American Association for Cancer Research

Interview with a Leader January 2014

Worta McCaskill-Stevens, M.D.Worta McCaskill-Stevens, M.D.
Chief, Community Oncology and Prevention Trials Research Group
NIH-NCI

Dr. McCaskill-Stevens completed her medical degree and internal medicine residency at Georgetown University followed by a medical oncology fellowship at the Mayo Clinic. In 1991, she joined the Indiana University faculty as co-director of the Indiana University Breast Care and Research Center and member of the Division of Hematology and Oncology. Currently, she is chief of the Community Oncology and Prevention Trials Research Group in the Division of Cancer Prevention at the National Cancer Institute. Her clinical research focus is breast cancer prevention and related areas. She is a co-author and NCI-program director for the Study of Tamoxifen and Raloxifene and has worked to improve breast cancer risk assessment tools for African-American and Latina women. She represents the Division of Cancer Prevention on the Early Breast Cancer Clinical Trialists Group (Oxford, UK); the NCI Premalignancy Research Program Steering Committee; and was the NCI-chair of a State-of-the-Science Meeting on Ductal Carcinoma In Situ.

Dr. McCaskill-Stevens has a long interest in the participation of minorities in clinical research. She leads the Minority-Based Community Clinical Oncology Program which supports infrastructure for the conduct of NCI-sponsored treatment, cancer control and prevention clinical trials in communities with significant minority populations and which serves as a resource for research on cancer health disparities. Dr. McCaskill-Stevens serves on the National Community Cancer Centers Program's Clinical Trials and Advisory Committees. She is the director of the new NCI Community Oncology Research Program which builds on the success of the Community Clinical Oncology Program in bringing clinical trials to communities throughout the country, and expands the scope of research to include  cancer care delivery and the integration of  cancer disparities research into clinical trials and cancer care delivery studies.

She has served as a member of the FDA Immunology Devices Panel; chair of the Underserved Populations Committee and co-chair of the Breast Endocrine Committee of the Eastern Cooperative Oncology Group; and chair of the Hematology/Oncology Section of the National Medical Association. She has mentored many cancer investigators in training as well as senior investigators seeking career advice. She is currently on the editorial board of the Journal for Clinical Oncology for cancer prevention. Honors and awards include: Sarah Stewart Award for Leadership in Medicine, 1985; Kaiser Family Fund Award for Excellence in Academic Achievement and Leadership in Medicine; and a member of the Omega Alpha Medical Honor Society.

Congratulations!
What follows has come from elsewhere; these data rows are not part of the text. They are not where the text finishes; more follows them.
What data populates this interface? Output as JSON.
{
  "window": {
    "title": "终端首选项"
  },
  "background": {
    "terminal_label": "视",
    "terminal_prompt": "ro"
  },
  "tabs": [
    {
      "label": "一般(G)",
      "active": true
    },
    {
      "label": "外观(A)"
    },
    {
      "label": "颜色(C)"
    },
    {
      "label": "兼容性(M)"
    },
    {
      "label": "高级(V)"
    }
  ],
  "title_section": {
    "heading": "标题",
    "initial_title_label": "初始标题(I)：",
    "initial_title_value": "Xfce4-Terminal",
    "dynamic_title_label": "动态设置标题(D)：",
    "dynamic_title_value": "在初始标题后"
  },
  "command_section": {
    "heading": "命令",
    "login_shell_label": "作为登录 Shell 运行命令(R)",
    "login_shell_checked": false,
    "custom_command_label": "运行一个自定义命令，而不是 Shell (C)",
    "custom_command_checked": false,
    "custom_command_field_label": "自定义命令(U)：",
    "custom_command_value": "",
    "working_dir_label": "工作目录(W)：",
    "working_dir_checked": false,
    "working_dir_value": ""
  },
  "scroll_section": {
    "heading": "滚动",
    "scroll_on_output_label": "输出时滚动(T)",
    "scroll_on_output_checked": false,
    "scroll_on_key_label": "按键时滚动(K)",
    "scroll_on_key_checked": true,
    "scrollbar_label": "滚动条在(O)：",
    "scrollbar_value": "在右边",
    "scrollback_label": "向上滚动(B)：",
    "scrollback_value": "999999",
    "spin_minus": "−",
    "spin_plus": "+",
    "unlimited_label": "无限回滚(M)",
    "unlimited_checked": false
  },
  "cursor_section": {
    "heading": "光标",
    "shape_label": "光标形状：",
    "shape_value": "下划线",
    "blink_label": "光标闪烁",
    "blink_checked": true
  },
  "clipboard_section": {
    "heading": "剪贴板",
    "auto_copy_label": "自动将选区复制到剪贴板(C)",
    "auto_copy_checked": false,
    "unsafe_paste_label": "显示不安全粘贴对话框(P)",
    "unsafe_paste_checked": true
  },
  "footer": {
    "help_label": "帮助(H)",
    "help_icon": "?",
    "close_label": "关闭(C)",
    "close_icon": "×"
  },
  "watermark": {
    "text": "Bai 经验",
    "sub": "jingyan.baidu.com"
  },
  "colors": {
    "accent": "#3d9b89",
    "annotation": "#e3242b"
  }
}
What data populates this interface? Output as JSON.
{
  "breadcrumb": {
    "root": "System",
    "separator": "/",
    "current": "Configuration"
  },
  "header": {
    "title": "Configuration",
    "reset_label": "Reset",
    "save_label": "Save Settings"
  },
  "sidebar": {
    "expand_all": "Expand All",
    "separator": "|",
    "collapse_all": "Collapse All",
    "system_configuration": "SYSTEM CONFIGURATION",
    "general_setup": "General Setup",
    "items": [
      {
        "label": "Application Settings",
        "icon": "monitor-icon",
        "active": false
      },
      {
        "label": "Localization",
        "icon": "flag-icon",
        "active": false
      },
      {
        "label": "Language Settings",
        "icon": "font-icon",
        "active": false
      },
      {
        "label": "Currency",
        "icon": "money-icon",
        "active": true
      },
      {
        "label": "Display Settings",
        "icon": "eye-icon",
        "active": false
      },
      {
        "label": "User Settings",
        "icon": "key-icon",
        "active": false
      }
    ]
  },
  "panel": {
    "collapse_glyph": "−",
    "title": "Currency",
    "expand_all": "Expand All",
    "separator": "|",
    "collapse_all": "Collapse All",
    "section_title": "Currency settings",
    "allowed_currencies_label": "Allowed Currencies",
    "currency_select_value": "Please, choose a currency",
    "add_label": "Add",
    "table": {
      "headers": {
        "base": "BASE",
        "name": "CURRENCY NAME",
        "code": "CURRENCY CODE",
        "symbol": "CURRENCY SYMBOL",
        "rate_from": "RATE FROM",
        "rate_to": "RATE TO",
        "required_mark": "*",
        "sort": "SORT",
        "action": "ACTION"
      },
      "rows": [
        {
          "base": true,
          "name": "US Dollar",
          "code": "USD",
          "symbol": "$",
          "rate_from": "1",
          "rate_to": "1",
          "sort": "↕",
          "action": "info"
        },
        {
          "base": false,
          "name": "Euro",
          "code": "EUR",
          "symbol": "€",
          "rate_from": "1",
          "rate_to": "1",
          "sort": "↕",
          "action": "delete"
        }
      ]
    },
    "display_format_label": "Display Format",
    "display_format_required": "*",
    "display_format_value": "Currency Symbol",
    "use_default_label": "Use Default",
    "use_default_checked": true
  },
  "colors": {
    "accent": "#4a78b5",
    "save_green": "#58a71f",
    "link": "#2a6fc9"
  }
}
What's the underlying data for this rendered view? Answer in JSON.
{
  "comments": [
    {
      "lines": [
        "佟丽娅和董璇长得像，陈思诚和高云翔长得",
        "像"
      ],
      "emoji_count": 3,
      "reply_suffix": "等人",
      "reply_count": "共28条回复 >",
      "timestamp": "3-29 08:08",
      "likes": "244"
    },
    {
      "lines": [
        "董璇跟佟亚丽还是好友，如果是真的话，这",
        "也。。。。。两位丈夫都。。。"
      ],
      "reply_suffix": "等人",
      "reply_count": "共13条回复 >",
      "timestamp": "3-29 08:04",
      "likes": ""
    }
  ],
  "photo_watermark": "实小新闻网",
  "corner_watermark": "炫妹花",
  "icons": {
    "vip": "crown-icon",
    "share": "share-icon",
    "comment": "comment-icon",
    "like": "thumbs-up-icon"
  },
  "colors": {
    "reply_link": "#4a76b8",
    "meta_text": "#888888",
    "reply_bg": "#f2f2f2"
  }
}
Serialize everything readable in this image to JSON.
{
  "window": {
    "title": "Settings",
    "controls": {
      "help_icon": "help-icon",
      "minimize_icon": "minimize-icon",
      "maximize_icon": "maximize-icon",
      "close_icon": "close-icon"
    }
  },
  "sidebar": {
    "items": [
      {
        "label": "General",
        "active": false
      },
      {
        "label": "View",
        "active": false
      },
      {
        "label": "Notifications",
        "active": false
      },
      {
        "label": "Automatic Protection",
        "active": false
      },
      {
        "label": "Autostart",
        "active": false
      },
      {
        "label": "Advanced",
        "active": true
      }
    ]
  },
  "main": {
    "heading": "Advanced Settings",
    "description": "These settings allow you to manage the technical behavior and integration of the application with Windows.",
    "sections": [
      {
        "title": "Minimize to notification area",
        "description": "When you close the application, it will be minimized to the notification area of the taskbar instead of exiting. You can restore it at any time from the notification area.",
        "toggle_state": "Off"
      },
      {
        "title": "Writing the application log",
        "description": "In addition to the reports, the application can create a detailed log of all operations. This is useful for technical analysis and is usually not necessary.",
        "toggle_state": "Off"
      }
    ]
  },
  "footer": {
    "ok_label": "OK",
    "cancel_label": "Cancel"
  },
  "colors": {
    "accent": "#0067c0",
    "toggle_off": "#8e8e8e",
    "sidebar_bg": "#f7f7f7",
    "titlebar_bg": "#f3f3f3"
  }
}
Ebony Magazine recently named you as one of its 2013 Power 100 Health and Science Trailblazers. How does this honor make you feel?

Ebony is now in its 70th year of publication, and I recall the time when it was “the” magazine that was accessible to the Black community and that featured prominent contributions to the Black community and to the nation’s community as a whole. I am particularly pleased that there is a category for health and science and to be recognized in it. Cancer disproportionately, affects minorities and if this award for cancer research stimulates an interest among younger generations, I will feel an additional sense of pride.

What are you most passionate about professionally? What most excites you about your work and the contribution you can make? 

I am a visionary person – I love to be in the midst of new ideas and to interact with individuals who bring different perspectives to problems underlying oncology research and to the global implementation of research advances. It was my curiosity about breast cancer research that captured my interest in medical school and has sustained my passion over the years of my career.

What have you learned over your lifetime that you'd like to share with the next generation of scientists?

I have learned to listen to several messengers:  clearly those who play important roles in the development of a scientist from training and mentoring, but there is an inner message that always warrants attention. I have struggled with this over time and come to believe that it is the combination of all of these influences that results in overall success in attaining one’s goals and decision-making at critical career junctions.

What personal attribute do you think has been most important to your success?

Perseverance as manifested by an understanding that all of life’s gifts and obstacles are delivered regardless of your scientific passions and goals. Within the context of perseverance, I am able to think about ways to fulfill my curiosity through different pathways if necessary.